### TASK PROMPT
Go through the data below and repeat it exactly, skipping each picture.

Dataset rows describing interfaces:
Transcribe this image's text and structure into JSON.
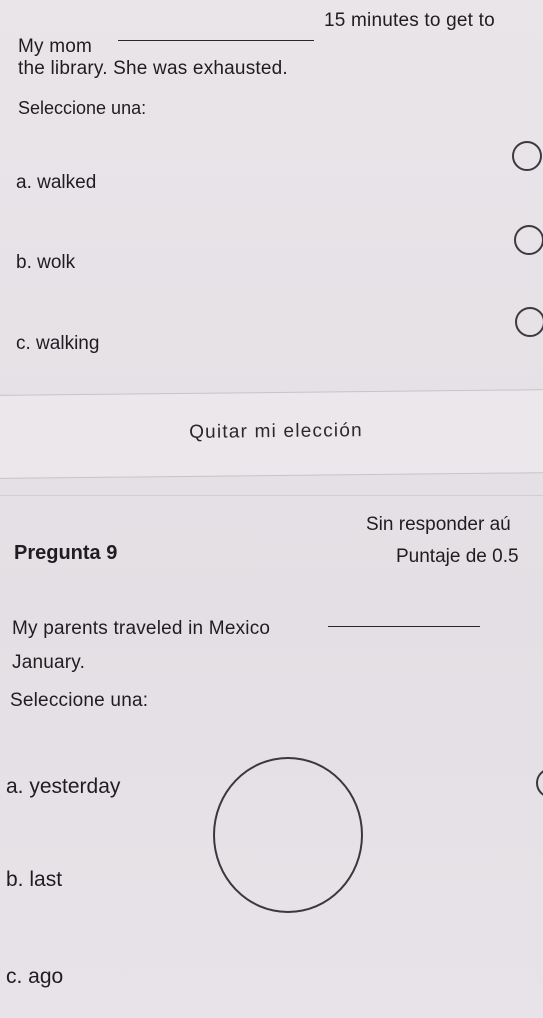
{
  "question8": {
    "text_start": "My mom",
    "text_after_blank": "15 minutes to get to",
    "text_line2": "the library. She was exhausted.",
    "prompt": "Seleccione una:",
    "options": [
      {
        "label": "a. walked",
        "selected": false
      },
      {
        "label": "b. wolk",
        "selected": false
      },
      {
        "label": "c. walking",
        "selected": false
      }
    ],
    "clear_choice_label": "Quitar mi elección"
  },
  "question9": {
    "title": "Pregunta 9",
    "status": "Sin responder aú",
    "score": "Puntaje de 0.5",
    "text_start": "My parents traveled in Mexico",
    "text_line2": "January.",
    "prompt": "Seleccione una:",
    "options": [
      {
        "label": "a. yesterday",
        "selected": false
      },
      {
        "label": "b. last",
        "selected": false
      },
      {
        "label": "c. ago",
        "selected": false
      }
    ]
  },
  "colors": {
    "background": "#e7e2e6",
    "text": "#1f1d21",
    "radio_border": "#3c3a3f"
  }
}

### RESULT
Transcribe this image's text and structure into JSON.
{
  "question8": {
    "text_start": "My mom",
    "text_after_blank": "15 minutes to get to",
    "text_line2": "the library. She was exhausted.",
    "prompt": "Seleccione una:",
    "options": [
      {
        "label": "a. walked",
        "selected": false
      },
      {
        "label": "b. wolk",
        "selected": false
      },
      {
        "label": "c. walking",
        "selected": false
      }
    ],
    "clear_choice_label": "Quitar mi elección"
  },
  "question9": {
    "title": "Pregunta 9",
    "status": "Sin responder aú",
    "score": "Puntaje de 0.5",
    "text_start": "My parents traveled in Mexico",
    "text_line2": "January.",
    "prompt": "Seleccione una:",
    "options": [
      {
        "label": "a. yesterday",
        "selected": false
      },
      {
        "label": "b. last",
        "selected": false
      },
      {
        "label": "c. ago",
        "selected": false
      }
    ]
  },
  "colors": {
    "background": "#e7e2e6",
    "text": "#1f1d21",
    "radio_border": "#3c3a3f"
  }
}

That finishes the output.